DATA EXCERPTS:
*** Block opens ***

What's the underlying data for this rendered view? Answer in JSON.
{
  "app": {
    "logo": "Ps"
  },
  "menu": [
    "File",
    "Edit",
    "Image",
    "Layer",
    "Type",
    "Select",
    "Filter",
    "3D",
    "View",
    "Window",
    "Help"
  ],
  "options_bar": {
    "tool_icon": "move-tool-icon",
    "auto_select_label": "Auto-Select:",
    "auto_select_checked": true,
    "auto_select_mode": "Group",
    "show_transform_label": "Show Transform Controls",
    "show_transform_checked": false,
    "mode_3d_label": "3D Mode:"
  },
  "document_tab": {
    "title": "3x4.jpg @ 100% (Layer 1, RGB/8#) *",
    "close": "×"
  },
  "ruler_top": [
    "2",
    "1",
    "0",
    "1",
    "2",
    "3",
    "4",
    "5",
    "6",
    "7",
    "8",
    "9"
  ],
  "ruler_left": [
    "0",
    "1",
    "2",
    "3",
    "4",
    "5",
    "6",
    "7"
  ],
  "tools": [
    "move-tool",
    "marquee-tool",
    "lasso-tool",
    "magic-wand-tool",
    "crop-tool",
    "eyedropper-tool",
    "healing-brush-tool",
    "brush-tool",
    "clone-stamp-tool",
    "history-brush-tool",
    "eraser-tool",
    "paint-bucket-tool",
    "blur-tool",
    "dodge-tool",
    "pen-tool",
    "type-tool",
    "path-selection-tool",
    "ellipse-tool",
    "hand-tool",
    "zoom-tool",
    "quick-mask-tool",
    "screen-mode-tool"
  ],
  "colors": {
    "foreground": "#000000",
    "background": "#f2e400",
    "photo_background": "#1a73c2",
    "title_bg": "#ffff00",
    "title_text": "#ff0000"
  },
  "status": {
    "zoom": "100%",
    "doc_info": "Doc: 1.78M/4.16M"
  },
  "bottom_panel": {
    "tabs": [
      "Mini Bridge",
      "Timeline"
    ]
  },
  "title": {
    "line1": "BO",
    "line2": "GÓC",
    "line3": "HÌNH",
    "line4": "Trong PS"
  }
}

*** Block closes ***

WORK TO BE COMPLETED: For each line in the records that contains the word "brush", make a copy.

RESPONSE BELOW:
    "healing-brush-tool",
    "brush-tool",
    "history-brush-tool",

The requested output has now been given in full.